Kelloggsville High School students Zoey Wedge and William Vernon were debating the best way to get a new business venture started.
“You have to start small,” Zoey said. “You don’t want to make 100 cookies only to find that no one will pay for them.”
“But how are people even going to know about the business and try the cookies if you don’t market the business?” William countered.
Similar discussions could be heard nearby as about 45 students from several Kent County high schools, Kent Innovation High and Kent Career Tech Center discussed their ideas for creating a business.
The March event, before the stay-at-home order due to coronavirus, was the inaugural Student StartUp Day, organized by Kent ISD, the Grand Rapids Area Chamber of Commerce, Start Garden and Kent Innovation High. Hosted at the Chamber offices, it was aimed at giving high school students the opportunity to explore entrepreneurship and business.
“It stems from the idea that if you help students see themselves in the future they can achieve that,” said Kent Innovation High Principal and Administrator Jeff Bush, who helped to organize the event. “Having it here, the epicenter of business and entrepreneurship, is so the students might see themselves as part of this business community.”
Fleshing Out an Idea
“We actually came up with the idea because we were all talking about how we watch YouTube and were thinking about a new way to get videos out to more people,” said Tech Center student Derek Haney, a junior at Northview High School.
Derek and his team of Tech Center classmates realized there were a variety of different individual streaming channels such as Netflix, Disney + and Hulu, but no single platform where people could manage all the different accounts.
“We’re lazy,” said Forest Hills Eastern junior Thomas Braun, who also attends the Tech Center. “We don’t want to have to go to each individual channel to see what is available. Through this program, a person would be able to check a variety of the streaming services, or just use the one offered through our app.”
During Student StartUp Day, teams were encouraged to bring a business idea with them, although Bush emphasized it was not required. They spent the morning refining ideas by brainstorming and then presenting to other teams. After lunch, each team was given the opportunity to present to a panel of judges made up of business professionals who gave teams feedback on their proposed ideas.
Insight from the ‘Sharks’
Students said the opportunity to meet with business professionals and get their insight was valuable learning. Thomas said he spent free time learning as much about coding as possible to develop his business. Through Student StartUp Day, he now sees it as a smaller part of the single platform for streaming that his team developed.
“I wanted to gain some insight and learn more about how to make my ideas a reality,” said William, who added that he hoped the event would allow him to refine his three ideas and give him direction.

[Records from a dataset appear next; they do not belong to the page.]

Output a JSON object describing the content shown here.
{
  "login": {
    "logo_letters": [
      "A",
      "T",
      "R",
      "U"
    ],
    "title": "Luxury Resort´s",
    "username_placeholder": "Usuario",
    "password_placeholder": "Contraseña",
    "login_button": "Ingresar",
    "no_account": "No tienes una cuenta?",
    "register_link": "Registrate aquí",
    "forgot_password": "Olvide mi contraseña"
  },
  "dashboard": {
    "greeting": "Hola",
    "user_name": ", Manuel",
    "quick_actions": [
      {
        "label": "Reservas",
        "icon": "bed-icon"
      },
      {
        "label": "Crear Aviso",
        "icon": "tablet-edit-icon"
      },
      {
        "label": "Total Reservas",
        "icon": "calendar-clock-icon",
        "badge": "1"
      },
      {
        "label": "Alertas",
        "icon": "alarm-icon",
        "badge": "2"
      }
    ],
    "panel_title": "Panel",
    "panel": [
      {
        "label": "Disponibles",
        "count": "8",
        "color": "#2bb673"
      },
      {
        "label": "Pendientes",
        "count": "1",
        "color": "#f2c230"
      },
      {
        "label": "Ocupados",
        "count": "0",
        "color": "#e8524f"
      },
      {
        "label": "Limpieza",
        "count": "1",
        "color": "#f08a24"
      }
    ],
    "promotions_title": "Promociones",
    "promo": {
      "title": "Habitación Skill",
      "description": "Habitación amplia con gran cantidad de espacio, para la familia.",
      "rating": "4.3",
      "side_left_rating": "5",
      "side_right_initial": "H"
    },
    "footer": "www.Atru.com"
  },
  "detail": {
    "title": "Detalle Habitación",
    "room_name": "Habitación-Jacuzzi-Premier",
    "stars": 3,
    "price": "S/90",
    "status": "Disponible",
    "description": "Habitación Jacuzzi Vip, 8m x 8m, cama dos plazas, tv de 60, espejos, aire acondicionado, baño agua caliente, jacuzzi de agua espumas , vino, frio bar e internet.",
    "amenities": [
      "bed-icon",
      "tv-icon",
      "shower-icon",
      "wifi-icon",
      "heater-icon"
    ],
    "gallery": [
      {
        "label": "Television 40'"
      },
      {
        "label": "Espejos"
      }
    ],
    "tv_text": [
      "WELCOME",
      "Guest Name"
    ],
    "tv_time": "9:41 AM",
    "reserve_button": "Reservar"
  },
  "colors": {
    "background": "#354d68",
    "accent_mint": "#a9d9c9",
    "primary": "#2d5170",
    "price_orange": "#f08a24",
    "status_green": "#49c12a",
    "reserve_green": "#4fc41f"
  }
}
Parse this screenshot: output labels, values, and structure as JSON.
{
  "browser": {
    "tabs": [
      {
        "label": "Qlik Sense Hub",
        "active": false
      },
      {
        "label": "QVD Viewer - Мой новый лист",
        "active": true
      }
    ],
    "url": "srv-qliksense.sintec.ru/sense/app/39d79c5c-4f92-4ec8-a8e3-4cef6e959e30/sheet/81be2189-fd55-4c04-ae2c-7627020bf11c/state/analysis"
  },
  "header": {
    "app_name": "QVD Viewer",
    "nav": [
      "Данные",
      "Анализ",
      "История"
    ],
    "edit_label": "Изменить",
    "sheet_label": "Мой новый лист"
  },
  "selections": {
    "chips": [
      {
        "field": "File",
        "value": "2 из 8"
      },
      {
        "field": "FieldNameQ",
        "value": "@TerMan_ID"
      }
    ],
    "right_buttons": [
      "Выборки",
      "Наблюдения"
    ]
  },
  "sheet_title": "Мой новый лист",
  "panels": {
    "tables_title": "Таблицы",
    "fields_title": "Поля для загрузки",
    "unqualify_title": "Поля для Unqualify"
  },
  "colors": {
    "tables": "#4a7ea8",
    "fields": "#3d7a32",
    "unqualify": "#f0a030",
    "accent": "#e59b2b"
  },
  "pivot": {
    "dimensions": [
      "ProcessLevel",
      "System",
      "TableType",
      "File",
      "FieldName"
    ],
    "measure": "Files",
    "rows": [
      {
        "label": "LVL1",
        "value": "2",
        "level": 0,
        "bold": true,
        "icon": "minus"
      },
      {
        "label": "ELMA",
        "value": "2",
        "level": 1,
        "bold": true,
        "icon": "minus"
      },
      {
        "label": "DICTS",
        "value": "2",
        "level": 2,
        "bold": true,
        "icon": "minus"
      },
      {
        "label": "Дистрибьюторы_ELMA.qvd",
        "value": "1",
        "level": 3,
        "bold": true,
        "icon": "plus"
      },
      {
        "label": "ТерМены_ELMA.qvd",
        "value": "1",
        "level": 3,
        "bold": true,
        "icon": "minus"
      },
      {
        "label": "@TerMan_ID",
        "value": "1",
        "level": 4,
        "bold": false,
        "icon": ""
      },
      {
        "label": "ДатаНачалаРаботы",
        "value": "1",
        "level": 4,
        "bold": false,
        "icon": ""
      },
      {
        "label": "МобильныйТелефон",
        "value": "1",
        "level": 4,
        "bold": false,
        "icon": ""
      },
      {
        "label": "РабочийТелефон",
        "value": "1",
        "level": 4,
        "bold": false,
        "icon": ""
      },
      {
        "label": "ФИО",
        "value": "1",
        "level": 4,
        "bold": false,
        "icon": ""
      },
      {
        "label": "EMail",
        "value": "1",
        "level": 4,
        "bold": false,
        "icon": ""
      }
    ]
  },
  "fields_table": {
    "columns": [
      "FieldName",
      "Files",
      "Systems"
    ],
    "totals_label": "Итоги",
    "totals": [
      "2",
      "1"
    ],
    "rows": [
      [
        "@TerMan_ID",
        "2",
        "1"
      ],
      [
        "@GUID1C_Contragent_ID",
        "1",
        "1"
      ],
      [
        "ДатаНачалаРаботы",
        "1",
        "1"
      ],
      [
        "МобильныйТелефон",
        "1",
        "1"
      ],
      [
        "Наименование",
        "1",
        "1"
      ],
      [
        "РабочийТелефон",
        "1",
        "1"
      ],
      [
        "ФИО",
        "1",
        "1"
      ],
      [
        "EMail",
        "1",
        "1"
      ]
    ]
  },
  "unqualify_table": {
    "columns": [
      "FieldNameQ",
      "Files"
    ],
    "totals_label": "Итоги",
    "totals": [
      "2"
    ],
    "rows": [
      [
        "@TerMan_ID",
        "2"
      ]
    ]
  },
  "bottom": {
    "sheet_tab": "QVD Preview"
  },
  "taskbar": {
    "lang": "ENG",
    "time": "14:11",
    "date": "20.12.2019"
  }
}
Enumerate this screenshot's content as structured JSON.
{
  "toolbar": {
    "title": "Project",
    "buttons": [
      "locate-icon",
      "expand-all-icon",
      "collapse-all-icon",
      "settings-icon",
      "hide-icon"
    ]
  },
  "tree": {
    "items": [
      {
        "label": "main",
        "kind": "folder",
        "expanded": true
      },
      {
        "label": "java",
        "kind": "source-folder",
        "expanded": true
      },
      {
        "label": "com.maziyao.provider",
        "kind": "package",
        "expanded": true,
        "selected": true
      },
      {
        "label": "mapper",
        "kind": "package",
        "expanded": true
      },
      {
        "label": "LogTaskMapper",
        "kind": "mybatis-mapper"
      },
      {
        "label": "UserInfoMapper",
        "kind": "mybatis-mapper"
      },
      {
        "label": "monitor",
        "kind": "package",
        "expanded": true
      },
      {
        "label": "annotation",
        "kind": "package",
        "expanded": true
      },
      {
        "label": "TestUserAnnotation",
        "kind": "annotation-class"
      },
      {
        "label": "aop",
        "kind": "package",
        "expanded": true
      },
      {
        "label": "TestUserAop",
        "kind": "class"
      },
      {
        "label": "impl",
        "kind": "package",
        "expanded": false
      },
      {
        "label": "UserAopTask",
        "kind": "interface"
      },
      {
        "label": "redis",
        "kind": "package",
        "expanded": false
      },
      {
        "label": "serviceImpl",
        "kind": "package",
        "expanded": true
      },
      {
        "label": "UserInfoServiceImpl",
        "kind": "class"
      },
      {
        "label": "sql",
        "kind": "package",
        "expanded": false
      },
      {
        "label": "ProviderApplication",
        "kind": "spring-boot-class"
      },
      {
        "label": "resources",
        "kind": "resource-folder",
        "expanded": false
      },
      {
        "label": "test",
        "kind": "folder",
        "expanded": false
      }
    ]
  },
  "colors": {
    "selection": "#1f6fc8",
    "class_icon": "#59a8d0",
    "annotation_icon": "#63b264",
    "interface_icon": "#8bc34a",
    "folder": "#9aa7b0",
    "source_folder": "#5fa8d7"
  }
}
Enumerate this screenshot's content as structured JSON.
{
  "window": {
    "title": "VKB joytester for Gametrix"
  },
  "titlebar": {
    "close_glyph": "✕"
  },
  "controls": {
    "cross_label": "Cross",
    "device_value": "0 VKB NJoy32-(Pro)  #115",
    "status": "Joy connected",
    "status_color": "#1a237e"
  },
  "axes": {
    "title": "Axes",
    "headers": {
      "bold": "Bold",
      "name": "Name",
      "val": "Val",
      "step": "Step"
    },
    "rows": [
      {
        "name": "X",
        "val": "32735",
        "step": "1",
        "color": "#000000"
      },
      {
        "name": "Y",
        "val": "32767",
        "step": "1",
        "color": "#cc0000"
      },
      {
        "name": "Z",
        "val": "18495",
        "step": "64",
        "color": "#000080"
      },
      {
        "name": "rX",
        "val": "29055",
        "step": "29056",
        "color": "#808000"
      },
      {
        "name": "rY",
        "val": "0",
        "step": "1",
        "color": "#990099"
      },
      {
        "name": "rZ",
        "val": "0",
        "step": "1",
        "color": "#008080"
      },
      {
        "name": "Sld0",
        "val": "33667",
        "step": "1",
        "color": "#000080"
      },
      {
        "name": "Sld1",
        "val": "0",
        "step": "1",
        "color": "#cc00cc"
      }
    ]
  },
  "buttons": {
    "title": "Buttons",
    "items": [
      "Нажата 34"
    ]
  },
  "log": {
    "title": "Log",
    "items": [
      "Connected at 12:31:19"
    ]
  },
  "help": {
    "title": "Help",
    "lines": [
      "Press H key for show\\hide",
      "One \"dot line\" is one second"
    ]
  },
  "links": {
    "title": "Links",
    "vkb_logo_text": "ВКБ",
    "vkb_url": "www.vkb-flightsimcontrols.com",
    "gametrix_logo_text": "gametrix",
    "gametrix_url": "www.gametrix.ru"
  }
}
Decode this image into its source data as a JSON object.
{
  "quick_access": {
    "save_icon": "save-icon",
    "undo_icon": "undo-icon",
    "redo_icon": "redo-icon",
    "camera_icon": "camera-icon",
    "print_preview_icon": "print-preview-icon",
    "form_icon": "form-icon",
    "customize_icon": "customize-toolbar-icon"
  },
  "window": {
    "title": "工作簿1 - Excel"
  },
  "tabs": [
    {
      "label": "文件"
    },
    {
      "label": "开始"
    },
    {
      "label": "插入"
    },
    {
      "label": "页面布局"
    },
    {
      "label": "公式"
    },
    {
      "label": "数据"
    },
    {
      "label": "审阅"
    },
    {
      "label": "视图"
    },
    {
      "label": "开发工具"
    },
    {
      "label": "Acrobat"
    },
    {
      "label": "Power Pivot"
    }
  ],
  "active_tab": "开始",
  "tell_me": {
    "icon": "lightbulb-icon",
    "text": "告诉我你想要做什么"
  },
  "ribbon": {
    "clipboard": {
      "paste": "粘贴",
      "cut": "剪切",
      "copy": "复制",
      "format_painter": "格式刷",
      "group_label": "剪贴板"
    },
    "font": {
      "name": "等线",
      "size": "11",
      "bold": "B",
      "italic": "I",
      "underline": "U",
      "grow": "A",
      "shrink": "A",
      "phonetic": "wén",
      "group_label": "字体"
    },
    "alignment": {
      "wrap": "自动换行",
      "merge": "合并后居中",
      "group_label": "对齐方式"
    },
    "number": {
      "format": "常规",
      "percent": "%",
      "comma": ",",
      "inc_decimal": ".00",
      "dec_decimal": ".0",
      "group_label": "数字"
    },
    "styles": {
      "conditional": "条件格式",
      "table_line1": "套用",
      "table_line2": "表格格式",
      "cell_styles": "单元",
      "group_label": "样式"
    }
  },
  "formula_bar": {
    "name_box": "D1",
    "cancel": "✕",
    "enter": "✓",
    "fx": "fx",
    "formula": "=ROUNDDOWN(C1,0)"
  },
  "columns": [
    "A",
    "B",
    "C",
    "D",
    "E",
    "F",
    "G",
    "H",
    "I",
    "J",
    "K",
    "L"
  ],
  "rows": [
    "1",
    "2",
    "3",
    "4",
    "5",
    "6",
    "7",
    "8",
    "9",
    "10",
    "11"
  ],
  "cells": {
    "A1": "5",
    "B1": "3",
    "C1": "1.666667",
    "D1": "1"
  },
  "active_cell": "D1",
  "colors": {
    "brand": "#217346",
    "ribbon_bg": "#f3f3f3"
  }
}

Hearing the many ideas students were discussing was exciting to Ken James, director of inclusion for the Chamber, who added that hosting the event was a natural fit for the group, which represents more than 2,400 small and large area businesses.
“Through this, the students get exposed to the methodology and process in bringing these businesses to life,” James said. “It is also a way that we can show that the business world is ready and waiting for the next crop of talent.”
Start Garden’s Marketing Coordinator Murphy Ackerman said leaders there had been looking for ways to get more high school students involved in its annual business competition. Throughout the year, businesses record a 100-second pitch to be selected as one of the 100 finalists announced in June. Finalists receive $1,000 each to help improve their idea for Demo Day, which usually takes place in the fall. During Demo Day, finalists compete for a chance to win $20,000 for their venture.
“High school students have always been able to participate,” Ackerman said, adding that the minimum age to participate is 14, and that starting this year, high school students compete against one another.
At the beginning of April, Start Garden organizers announced it has adapted the Start Garden 100 competition to serve entrepreneurs whose businesses have been critically impacted by COVID-19. The new competition, The 100 Comeback, will provide grants to qualified entrepreneurs who can use the money to support themselves and their families while they figure out how to make their comeback.
Of the 100 finalist spots, five have been reserved for high school individuals or teams. Ackerman and her team were at the Student StartUp Day in case any students there were interested in filming their 100-second pitch to get the ball rolling — for that proposed cultural notebook designed for high school students, or the next vegetarian restaurant with a focus on minimizing the carbon footprint.
“Things like this is one of the reasons I stayed in Grand Rapids,” said Aleka C. Thrash, owner of Naturally ACT. “This shift from absolutely nothing offered to a grassroots force has made this area a great place to have a business.”